liniecat said...

what a fabulous idea to make the journal with that stamped and part stitched fabric!
Inspirational!

gracie said...

I just love the book.

Allison Aller said...

Such a treat! Thanks as always, Susan, for taking us into your world...I think it helps us find our ways into our own worlds, too!

FLOWER FRIEND said...

What a great idea to use the stamped linens. I have a bag of these that I have looked at on occasion and then returned them to the bag.Now you have sparked my inspiration to maybe use them for something else.

Catherine said...

What a fun experience!!! Always a treat to read your posts!

Gerry Krueger said...

Love your book... I have saved a bunch of beautiful damask napkins to make blocks with one day.. No one I know will ever wash and iron linens.
Your lettering is exquisite on the tie. Ger

Gerry Krueger said...

p.s. I hope you're listening to Ian Rankin mysteries while you're stitching your Scottish memories...

Createology said...

How extremely sweet of Hannah to go the extra mile to make your trip even more special. Your embroidery book is looking amazing. I love the tie you are embroidering. Stitching Bliss Dear...

margaret said...

your book is coming along a treat and will bring back such wonderful memories of your tip to Scotland. We do not have many embroidery or quilting shops in the north of England either, the big shows seemed to have an effect and now with the internet it is not easy for them to make enough to survive, mind you I would always prefer to buy from a shop but when they are not any around the internet wins.

Michelle said...

I just checked out the Over the Rainbow website and discovered the page describing how you can journey to the INSIDE of their shop on google maps! So I searched for IV51 9DB on google maps, and yep, I can stroll around inside the beautiful shop. Amazing! What a lovely shop, Hannah is gorgeous :-) Thanks for sharing your new-found Gaelic phrases :-D

Rebecca said...

I am always excited to see a post title that implies more of your Scotland book is in the offing! Would you mind if I highlighted your journal in an upcoming post about art journaling? I can certainly do it just with text, but I would also love to include a photo - either the last one from this post or the third to last (top end of the closed book) from this post: http://plays-with-needles.blogspot.com/2013/08/my-embroiderers-travel-journal.html
In case my gmail doesn't come through right, my account name is reveweber. Thanks!

Leeann said...

Wow Hannah was amazing!
Love that you are using the old unfinished tablecloth for your book. I too can't throw things like this away, but know that I wouldn't use them if I finished them. So thank you for giving me an idea of how to use them.

Judy S. said...

Your book is going to be a wonderful reminder of your trip! The tie is awesome. Besides needlework shops, I always search out yarn shops on trips as yarn is a nice lightweight souvenir, too!

Susan Hook said...

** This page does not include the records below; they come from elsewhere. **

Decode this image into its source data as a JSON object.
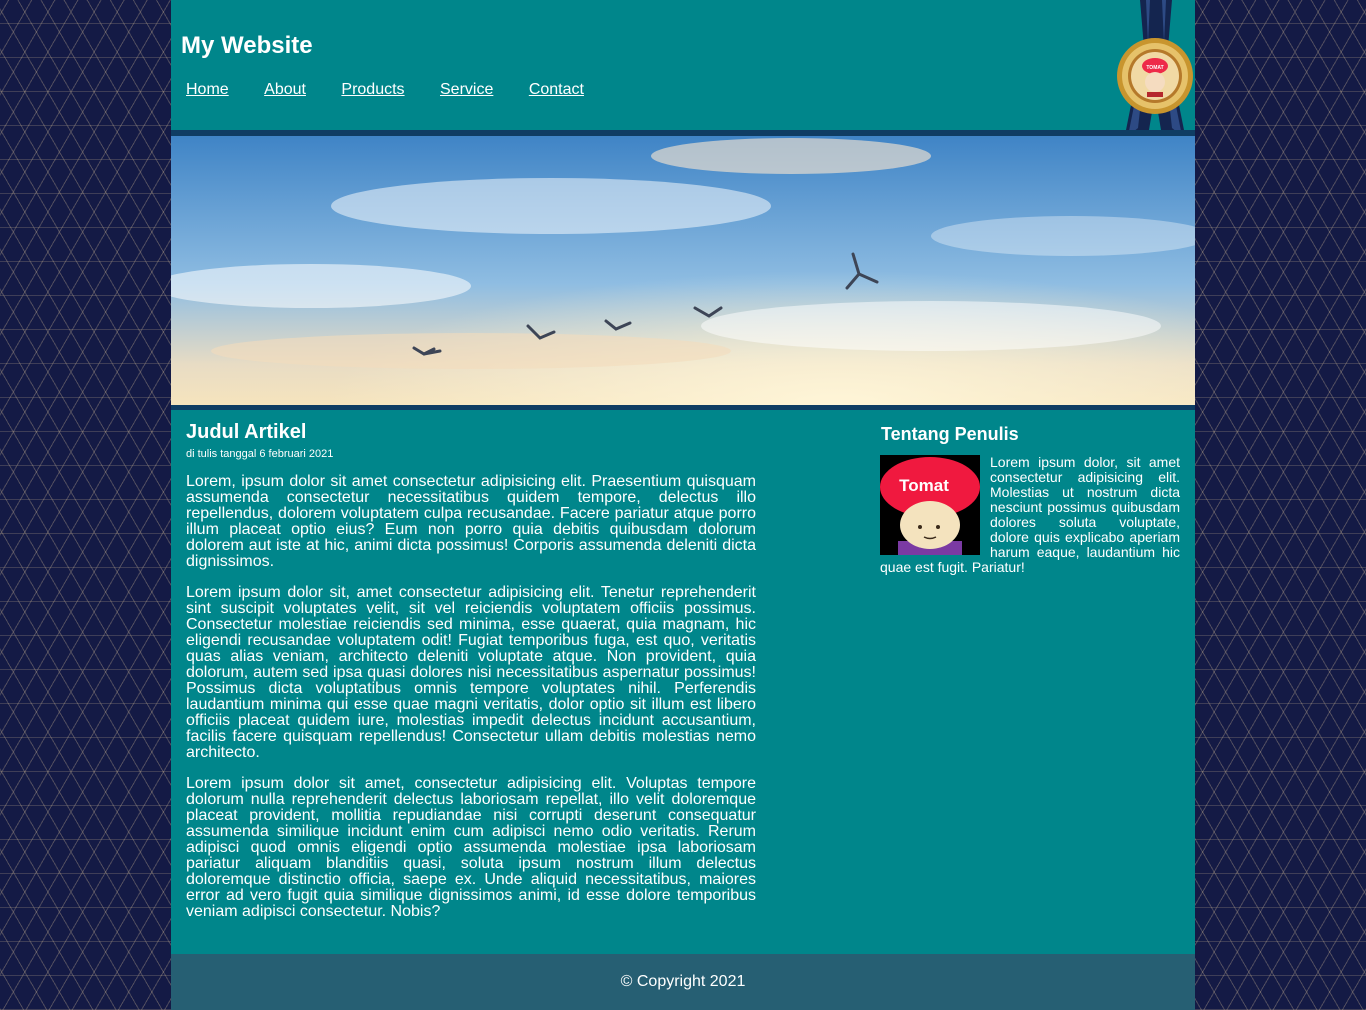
{
  "header": {
    "title": "My Website",
    "nav": [
      "Home",
      "About",
      "Products",
      "Service",
      "Contact"
    ],
    "badge_text": "TOMAT"
  },
  "article": {
    "title": "Judul Artikel",
    "date": "di tulis tanggal 6 februari 2021",
    "paragraphs": [
      "Lorem, ipsum dolor sit amet consectetur adipisicing elit. Praesentium quisquam assumenda consectetur necessitatibus quidem tempore, delectus illo repellendus, dolorem voluptatem culpa recusandae. Facere pariatur atque porro illum placeat optio eius? Eum non porro quia debitis quibusdam dolorum dolorem aut iste at hic, animi dicta possimus! Corporis assumenda deleniti dicta dignissimos.",
      "Lorem ipsum dolor sit, amet consectetur adipisicing elit. Tenetur reprehenderit sint suscipit voluptates velit, sit vel reiciendis voluptatem officiis possimus. Consectetur molestiae reiciendis sed minima, esse quaerat, quia magnam, hic eligendi recusandae voluptatem odit! Fugiat temporibus fuga, est quo, veritatis quas alias veniam, architecto deleniti voluptate atque. Non provident, quia dolorum, autem sed ipsa quasi dolores nisi necessitatibus aspernatur possimus! Possimus dicta voluptatibus omnis tempore voluptates nihil. Perferendis laudantium minima qui esse quae magni veritatis, dolor optio sit illum est libero officiis placeat quidem iure, molestias impedit delectus incidunt accusantium, facilis facere quisquam repellendus! Consectetur ullam debitis molestias nemo architecto.",
      "Lorem ipsum dolor sit amet, consectetur adipisicing elit. Voluptas tempore dolorum nulla reprehenderit delectus laboriosam repellat, illo velit doloremque placeat provident, mollitia repudiandae nisi corrupti deserunt consequatur assumenda similique incidunt enim cum adipisci nemo odio veritatis. Rerum adipisci quod omnis eligendi optio assumenda molestiae ipsa laboriosam pariatur aliquam blanditiis quasi, soluta ipsum nostrum illum delectus doloremque distinctio officia, saepe ex. Unde aliquid necessitatibus, maiores error ad vero fugit quia similique dignissimos animi, id esse dolore temporibus veniam adipisci consectetur. Nobis?"
    ]
  },
  "sidebar": {
    "title": "Tentang Penulis",
    "avatar_label": "Tomat",
    "bio": "Lorem ipsum dolor, sit amet consectetur adipisicing elit. Molestias ut nostrum dicta nesciunt possimus quibusdam dolores soluta voluptate, dolore quis explicabo aperiam harum eaque, laudantium hic quae est fugit. Pariatur!"
  },
  "footer": {
    "copyright": "© Copyright 2021"
  },
  "colors": {
    "teal": "#00868b",
    "navy": "#0f3d63",
    "footer": "#265f73",
    "page_bg": "#141a45"
  }
}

What a lovely book you make, I have been to the Isle of Skye and had a look in the shop myself, I remember it being a lovely shop but it was a long time ago and it was a time when I was more interested in hill walking.

Anonymous said...

Would you share the phrases that Hannah wrote down for you. I would love to have them as my family heritage is Scottish. I would love to make a book like yours. It is such a beautiful memory to have of your trip. You can contact me at

yulece1957@yahoo.ca

Christine

Related Posts with Thumbnails